But what do you do with dried hops? Especially if slightly under-dried as I soon learnt was the case from fellow Hoppers. Thanks guys! You vacuum pack and deep freeze. More pictures to tell the story:

Plan is for Hoppers who do home brewing to trial the dried hops using the small 250 gm packs and later in spring 2017 to interest a local craft brewery to use the larger 500 gm packs for our first brew at scale using DP as a bittering hop. Meanwhile hops are resting in the deep freeze.

Monthly Hoppers Social – September 14th

Looking forwards to tonights Farnham Hoppers social down The Jolly Sailor in West Street. Our first opportunity to compare harvesting notes and get feedback on the grand total harvested , the distribution to the Brewers and hop drying pilot.

Links to our Facebook group and to Twitter @farnhamhoppers are now also in the right hand column, simply scroll down to “Keep in Touch” or click on the tag below for the Fb group site 

follow on facebook

Poperinge Photo Album

A selection of the photos from our trip last month to the Belgian Hop Museum at Poperinge are available to see here: https://goo.gl/photos/AgGSWAsWJmA6ndGEA

Four Farnham Hoppers set out on the morning 17th June to visit the new Hop Museum at Poperinge in the Westhoek (Maritime Flanders) region of Belgium. The first photos show the four: Mark Walsingham, who organised the tour, Alan Newell, Joe Debono and Rob Simpson at various moments along the journey.

kaart west-vl-grIt was a smooth trip on the Eurostar to Brussels and an easy transfer to the Pullman Hotel at the Zuidstation. Then off to the Grote Markt, the bright lights and expensive food, before sleep and an early start for Poperinge next morning.

But it’s a long way to Poperinge – by train that is! The next photos show us arriving under sullen skies, but our mood lifts as soon as we get to the Hop Museum at Gasthuisstraat 71. The Museum is a new project created out of the old municipal hop sulphur oast building. Mark had arranged a guided tour, so on arrival we were meet by Bertin Deneire who then gave us a fascinating two hours full of looking, talking and finally drinking.

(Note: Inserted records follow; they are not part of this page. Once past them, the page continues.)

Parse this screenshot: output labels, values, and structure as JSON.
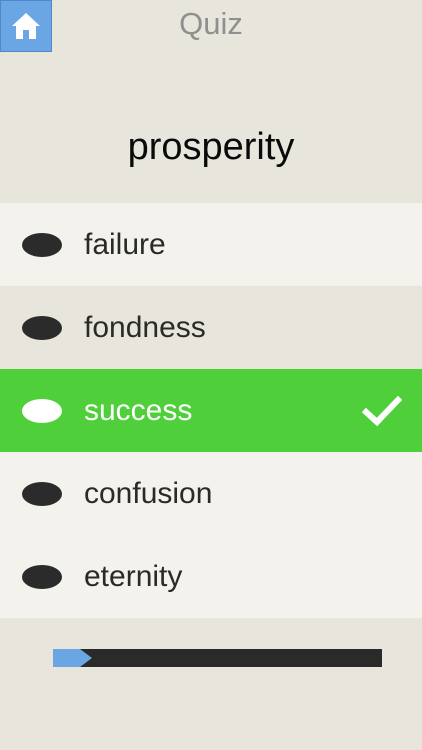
{
  "header": {
    "title": "Quiz",
    "home_icon": "home-icon"
  },
  "question": {
    "word": "prosperity"
  },
  "options": [
    {
      "label": "failure",
      "state": "default"
    },
    {
      "label": "fondness",
      "state": "default"
    },
    {
      "label": "success",
      "state": "correct"
    },
    {
      "label": "confusion",
      "state": "default"
    },
    {
      "label": "eternity",
      "state": "default"
    }
  ],
  "progress": {
    "fraction": 0.12
  },
  "colors": {
    "background": "#e8e6dc",
    "row_light": "#f3f2ec",
    "correct": "#4fd03a",
    "accent": "#6aa6e4",
    "track": "#2a2a2a"
  }
}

The photos really only show a snapshot of the riches of the museum which was set out to a very high standard and clearly shows well-honed curatorial skills. The aim of the museum is to pass on an engaging interest in the beer culture of Belgium and especially with the hopland heritage of the Westhoek region. Bertin was an excellent guide and kept our attention throughout.

You can find out more about the Poperinge hop museum by visiting their website at www.hopmuseum.be  and catch the social media chat at www.facebook.com/hopmusem

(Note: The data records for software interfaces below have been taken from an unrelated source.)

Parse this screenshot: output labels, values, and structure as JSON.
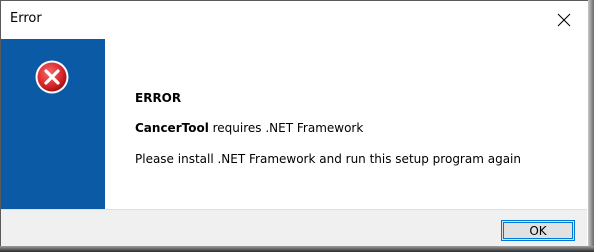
{
  "window": {
    "title": "Error",
    "close_icon": "close-icon"
  },
  "sidebar": {
    "icon": "error-icon",
    "accent_color": "#0b5aa6",
    "icon_color": "#d9262b"
  },
  "message": {
    "heading": "ERROR",
    "app_name": "CancerTool",
    "requirement_text": " requires .NET Framework",
    "instruction_text": "Please install .NET Framework and run this setup program again"
  },
  "buttons": {
    "ok_label": "OK"
  }
}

For Poperinge itself visit the local tourist agencies at www.toerismepoperinge.be and www.toerismewesthoek.be  There are 16 grower-brewers out in the local hoplands including a successful organic grower-brewer – www.plukker.be and an ancient monastic brewery at www.sintsixtus.be These can all be visited on a tasting tour thanks to a local minibus company. Beer cuisine is taking off in a serious way in Belgium and one of the best is Restaurant ‘t Hommelhof at nearby Watou where Stefaan Couttenye has pioneered the revival in “Cooking with Beer”- the title of his book on the subject.

The final photos in the album show us on Sunday morning on a sunny stroll through quaint parts of Brussel enjoying the flea market at Vossen Plein and enjoying more and more Belgian beer!

We’d like to see this trip as exploratory and with the contacts we now have to scope out a trip next year of slightly more ambitious proportions opening the tour to other groups than just Farnham Hoppers and extending the range of sites/places to visit while easing the travel arrangements. Watch this space!

As for our other purpose: to garner inspiration for a future Farnham Hop museum to celebrate Farnham’s 100 year supremacy as “Hop Capital of Britain”, we have now made friends in Belgium’s hop capital (Poperinge) and have a very clear idea of the museum standard that has been set there. We’ll be writing to Sofie Adriaen, Director of Poperinge Hop Museum, about our dream.

%d bloggers like this: